I admit that when I watched the Rascal Does Not Dream of anime, this arc was one of my least favourites. I like Mai as a character well enough, but compared to the previous story about Rio, I struggled to care about Nodoka’s struggles. The problem is that while Mai is a central part of this story, Nodoka is the one we spend the most time with and I thought she was somewhat bratty and irritating. Having said that, reading the light novel has changed my feelings.
While I’m still not overly fond of Nodoka, I think the pacing of the book compared to the anime helped me warm to her slowly, the same way that our protagonist does. Her inner turmoil is also better explored here and it’s easier to understand her feelings toward Mai. Honestly, author Hajime Kamoshida is just really good at writing emotionally charged stories like these and nails the pacing for the twists and turns. The previous book (Logical Witch) hit harder emotionally for me, but this one is sure to be just as captivating for readers – especially if you’ve ever felt jealous of an older sibling.
Even if you find yourself struggling to engage with the story of the sisters, some notable milestones are woven into this plot for Sakuta’s younger sister, Kaede. It’s now approaching two years since she stopped going to school and became a shut-in who’s even reluctant to interact with Sakuta’s friends (Mai being a notable exception) and that is bothering her. Kaede is the focus of the next book, so this will be explored more there, but it’s nice to see some development in Siscon Idol to lead into it.
Rascal Does Not Dream of Siscon Idol comes to the West thanks to Yen Press and continues to be translated by Andrew Cunningham. The translation reads well with no issues to note. Volume 5 of the series Rascal Does Not Dream of a Sister Home Alone is out now, with Volume 6 being released in November.
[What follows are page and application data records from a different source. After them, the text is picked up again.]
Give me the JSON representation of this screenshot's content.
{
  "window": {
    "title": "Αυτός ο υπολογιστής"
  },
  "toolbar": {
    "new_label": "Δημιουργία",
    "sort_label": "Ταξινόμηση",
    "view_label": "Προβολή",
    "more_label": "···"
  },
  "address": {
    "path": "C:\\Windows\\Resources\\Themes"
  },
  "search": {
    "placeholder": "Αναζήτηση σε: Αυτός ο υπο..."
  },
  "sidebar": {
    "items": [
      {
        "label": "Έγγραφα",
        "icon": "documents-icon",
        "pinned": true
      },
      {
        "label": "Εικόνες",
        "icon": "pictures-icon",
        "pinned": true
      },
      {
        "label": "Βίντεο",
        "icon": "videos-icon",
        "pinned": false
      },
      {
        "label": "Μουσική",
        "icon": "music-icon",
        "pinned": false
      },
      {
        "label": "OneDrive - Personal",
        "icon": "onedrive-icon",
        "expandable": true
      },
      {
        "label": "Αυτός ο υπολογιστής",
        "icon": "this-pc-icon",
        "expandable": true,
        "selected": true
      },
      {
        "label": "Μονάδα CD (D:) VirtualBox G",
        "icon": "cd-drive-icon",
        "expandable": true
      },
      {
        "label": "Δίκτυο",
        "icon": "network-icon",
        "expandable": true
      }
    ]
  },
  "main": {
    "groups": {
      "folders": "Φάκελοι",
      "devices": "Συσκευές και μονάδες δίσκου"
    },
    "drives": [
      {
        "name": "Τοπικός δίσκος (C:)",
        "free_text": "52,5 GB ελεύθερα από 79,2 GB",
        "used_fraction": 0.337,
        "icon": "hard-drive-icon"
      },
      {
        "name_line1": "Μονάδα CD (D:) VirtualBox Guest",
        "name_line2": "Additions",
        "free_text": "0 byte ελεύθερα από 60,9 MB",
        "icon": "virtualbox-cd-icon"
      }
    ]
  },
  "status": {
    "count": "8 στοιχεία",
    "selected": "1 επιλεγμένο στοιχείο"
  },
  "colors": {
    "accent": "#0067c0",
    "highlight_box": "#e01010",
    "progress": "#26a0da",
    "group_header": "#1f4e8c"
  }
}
Overall, Rascal Does Not Dream of Siscon Idol offers another interesting and emotional tale. While the new character Nodoka might not appeal to everyone, I think her story is relatable enough to more than make up for her somewhat immature personality.